▶ **Assignment**: For the entries below, count the lines that contain the word "dateData" and reply with that number only.

▶ **Data provided**:
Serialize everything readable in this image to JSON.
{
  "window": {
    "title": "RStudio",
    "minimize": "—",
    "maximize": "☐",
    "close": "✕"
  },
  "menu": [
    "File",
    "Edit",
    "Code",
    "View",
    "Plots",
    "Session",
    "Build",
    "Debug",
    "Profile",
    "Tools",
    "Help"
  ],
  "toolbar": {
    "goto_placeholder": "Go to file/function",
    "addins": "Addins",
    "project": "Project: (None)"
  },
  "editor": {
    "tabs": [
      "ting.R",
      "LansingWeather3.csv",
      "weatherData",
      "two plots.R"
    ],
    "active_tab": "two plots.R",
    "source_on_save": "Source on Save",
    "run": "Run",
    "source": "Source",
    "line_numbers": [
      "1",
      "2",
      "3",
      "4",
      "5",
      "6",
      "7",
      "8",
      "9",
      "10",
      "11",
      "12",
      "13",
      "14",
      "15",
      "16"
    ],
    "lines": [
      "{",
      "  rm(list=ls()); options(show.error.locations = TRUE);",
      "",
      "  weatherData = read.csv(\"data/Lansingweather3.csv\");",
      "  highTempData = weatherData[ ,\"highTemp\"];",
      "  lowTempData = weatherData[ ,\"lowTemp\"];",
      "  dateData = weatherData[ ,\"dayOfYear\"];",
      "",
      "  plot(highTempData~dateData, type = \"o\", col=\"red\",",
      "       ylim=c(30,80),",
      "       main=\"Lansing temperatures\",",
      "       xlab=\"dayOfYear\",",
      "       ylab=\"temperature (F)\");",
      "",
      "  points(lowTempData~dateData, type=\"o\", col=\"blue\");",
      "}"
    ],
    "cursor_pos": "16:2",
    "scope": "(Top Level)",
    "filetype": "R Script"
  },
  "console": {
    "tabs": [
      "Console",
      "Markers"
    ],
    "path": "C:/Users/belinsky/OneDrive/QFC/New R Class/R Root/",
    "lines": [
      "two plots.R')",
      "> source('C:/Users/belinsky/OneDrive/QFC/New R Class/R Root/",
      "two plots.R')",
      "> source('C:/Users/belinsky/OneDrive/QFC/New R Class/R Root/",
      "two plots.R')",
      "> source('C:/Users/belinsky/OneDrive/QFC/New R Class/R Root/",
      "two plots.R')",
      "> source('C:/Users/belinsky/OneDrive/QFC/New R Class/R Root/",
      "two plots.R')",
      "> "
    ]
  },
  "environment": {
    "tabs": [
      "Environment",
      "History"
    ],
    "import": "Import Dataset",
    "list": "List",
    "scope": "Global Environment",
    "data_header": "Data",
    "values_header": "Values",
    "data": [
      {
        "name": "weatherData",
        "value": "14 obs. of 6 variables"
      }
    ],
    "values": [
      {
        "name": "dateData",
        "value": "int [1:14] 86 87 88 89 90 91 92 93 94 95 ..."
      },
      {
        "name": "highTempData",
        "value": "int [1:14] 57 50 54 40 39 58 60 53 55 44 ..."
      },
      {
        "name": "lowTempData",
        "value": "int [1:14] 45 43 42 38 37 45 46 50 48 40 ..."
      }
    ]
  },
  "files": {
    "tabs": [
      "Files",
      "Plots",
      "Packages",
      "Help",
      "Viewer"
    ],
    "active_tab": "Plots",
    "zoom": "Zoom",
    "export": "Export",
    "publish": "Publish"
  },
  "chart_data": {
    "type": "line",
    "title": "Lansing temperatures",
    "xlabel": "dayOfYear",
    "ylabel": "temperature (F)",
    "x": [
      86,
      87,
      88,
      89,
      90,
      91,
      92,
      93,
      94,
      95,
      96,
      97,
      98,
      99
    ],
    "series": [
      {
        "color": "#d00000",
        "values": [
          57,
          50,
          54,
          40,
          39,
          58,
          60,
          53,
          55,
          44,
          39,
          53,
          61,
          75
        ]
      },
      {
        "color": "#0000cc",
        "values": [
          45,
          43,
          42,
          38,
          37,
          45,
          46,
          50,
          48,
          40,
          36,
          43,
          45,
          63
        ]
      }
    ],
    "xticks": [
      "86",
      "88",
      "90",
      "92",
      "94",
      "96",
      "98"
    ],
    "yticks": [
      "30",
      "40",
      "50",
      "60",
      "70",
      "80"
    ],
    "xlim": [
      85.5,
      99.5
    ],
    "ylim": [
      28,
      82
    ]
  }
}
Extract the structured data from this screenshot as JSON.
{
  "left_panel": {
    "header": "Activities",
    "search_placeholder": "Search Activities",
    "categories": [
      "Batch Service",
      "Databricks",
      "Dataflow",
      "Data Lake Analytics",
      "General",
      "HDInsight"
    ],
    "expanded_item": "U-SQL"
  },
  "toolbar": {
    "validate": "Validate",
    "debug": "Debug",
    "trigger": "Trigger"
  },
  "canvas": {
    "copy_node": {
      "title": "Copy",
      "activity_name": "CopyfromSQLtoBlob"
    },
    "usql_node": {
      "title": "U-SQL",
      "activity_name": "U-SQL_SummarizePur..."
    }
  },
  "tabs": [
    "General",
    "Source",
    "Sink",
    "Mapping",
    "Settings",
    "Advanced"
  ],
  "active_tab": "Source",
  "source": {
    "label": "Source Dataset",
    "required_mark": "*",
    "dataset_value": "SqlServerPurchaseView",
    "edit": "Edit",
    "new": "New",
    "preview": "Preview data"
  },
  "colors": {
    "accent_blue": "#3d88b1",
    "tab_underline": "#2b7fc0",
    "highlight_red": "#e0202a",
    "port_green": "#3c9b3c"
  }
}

▶ **Solution to this task**: 4